Get into the festive spirit and help us raise money for Norwich disability centre this Christmas
PUBLISHED: 06:30 05 December 2018 | UPDATED: 09:34 05 December 2018
Christmas is a time of giving and receiving presents.
Today, we announce a festive campaign that will help you to give a gift that keeps on giving.
The Norwich Evening News is backing city-based charity The Hamlet as its Christmas campaign throughout December.
The organisation supports children and young adults who have disabilities and complex health needs, along with their families.
David Powles, editor of the Eastern Daily Press and Norwich Evening News, said: “The Hamlet is a tremendous Norwich charity that has been a lifeline to children and parents for almost 50 years.
“It is a pleasure to reveal it as our Christmas charity. Please give what you can.”
Matthew Garlinge, marketing and communications manager at The Hamlet, said: “The Hamlet acts as a first port of call for a lot of people who have suddenly discovered their child, who they thought would be going down a certain path, now won’t be.
“It can be really scary for families, but our doors are open when they are ready and we will provide help when they need it.”
The charity was founded in 1972 by Jack and Margaret Wymer, who had disabilities themselves.
Since then, The Hamlet has evolved from a small toy library into a charity offering a wide range of services for children and adults from birth.
Recreational, educational and social opportunities are available for the children and adults, all promoting integration and inclusion by breaking down barriers that often exist for people with disabilities.
Mr Garlinge said: “We are not just here for the children or young people with disabilities either, we are there for their parents, grandparents and siblings too.
“Whoever that family is we are here to support them as well and I think that is what makes us so unique as a charity.”
Today, The Hamlet offer a wide range of high quality services to support over 500 families each year from across Norfolk and North Suffolk.
Mr Garlinge continued: “My plea is for people to get behind and support their local charity that is on their doorstep and embrace them as part of their community.”
■ To find out more about The Hamlet Centre visit their website.
■ To donate to The Hamlet Charity, visit www.totalgiving.co.uk/donate/the-hamlet-centre-trust quoting ‘Evening News’
‘It’s a lifeline’: Ella thrives at The Hamlet
Ella Kett, 14, has a rare genetic condition called Cornelia de Lange Syndrome (CdLS).
CdLS is a developmental disorder that affects many parts of the body and likely affects one in 10,000 to 30,000 newborns.
Ella, of Capps Road, Norwich, started attending The Hamlet Charity nine years ago and has been thriving in its atmosphere ever since.
Faye Kett, 43, mother of Ella, said: “Ella was a child that was not meant to walk, talk or live really. She’s now thriving at the Hamlet.
“We have had a bad couple of years and they have been here every step of the way making sure we are both doing okay.
“It’s a lifeline. The fact that I can leave my very vulnerable and ill child with these people and trust them, that takes a lot.
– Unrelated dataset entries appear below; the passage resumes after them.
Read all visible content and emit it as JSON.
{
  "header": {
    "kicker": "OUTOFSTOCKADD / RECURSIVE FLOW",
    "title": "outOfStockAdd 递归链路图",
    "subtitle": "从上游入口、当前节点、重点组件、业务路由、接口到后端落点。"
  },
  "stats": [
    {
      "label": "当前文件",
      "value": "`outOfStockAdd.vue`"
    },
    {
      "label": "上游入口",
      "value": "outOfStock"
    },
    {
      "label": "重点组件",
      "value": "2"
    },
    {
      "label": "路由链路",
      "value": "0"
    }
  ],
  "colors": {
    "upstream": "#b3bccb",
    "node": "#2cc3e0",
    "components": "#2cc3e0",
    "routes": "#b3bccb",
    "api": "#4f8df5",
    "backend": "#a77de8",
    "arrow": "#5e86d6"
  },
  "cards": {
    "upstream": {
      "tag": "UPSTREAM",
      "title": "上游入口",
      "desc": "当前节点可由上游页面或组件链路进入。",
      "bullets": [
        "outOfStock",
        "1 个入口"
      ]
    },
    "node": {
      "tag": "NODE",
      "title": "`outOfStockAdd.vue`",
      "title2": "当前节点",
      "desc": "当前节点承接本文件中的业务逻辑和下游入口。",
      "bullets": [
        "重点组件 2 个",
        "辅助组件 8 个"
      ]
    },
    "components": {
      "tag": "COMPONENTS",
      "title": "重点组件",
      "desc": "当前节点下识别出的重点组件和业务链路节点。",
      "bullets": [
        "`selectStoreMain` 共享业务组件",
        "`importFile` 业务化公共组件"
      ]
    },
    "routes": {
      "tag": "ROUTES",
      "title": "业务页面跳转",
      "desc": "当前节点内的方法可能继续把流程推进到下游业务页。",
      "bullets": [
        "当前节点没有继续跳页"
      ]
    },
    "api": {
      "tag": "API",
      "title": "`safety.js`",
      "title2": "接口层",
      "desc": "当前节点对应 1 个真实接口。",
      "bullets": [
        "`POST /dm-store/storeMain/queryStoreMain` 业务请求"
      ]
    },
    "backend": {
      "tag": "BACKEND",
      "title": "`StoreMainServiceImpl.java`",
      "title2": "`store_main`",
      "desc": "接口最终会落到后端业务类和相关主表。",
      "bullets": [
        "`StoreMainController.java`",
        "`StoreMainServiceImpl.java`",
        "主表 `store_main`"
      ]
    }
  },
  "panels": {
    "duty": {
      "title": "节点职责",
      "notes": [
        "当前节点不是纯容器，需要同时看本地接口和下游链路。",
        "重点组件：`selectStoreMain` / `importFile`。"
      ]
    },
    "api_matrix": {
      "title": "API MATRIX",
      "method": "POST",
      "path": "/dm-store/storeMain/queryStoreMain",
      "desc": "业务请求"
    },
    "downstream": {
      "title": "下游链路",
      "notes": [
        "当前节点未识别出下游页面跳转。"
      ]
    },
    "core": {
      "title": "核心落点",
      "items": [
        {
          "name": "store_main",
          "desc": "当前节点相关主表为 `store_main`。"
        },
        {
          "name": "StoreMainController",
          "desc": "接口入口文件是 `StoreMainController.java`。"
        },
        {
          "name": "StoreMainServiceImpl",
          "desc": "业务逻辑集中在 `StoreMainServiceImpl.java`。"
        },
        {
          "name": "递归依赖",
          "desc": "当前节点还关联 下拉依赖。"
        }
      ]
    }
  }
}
“Just knowing that there is somebody on the other end of the phone that cares and knows what I’m going through is invaluable.”
What could your money buy?
Donations are vital to keep The Hamlet’s three buildings maintained and help it create more opportunities for families, children and young adults with disabilities.
The Hamlet Charity has three premises in Norwich - a children’s centre on Johnson Place, an adult centre on Ella Road and its head office on St Leonards Road.
Money donated could pay for the following for The Hamlet Charity:
• £10 - half an hour one-to-one family support with a specialist practitioner
• £75 - two play-and-stay sensory sessions for parents and under fives
• £100 - a BIGmack ‘switch’ to enable children with disabilities to play with a wide variety of toys
• £500 - specialist Eye Gaze software to enable children and adults to communicate using the technology.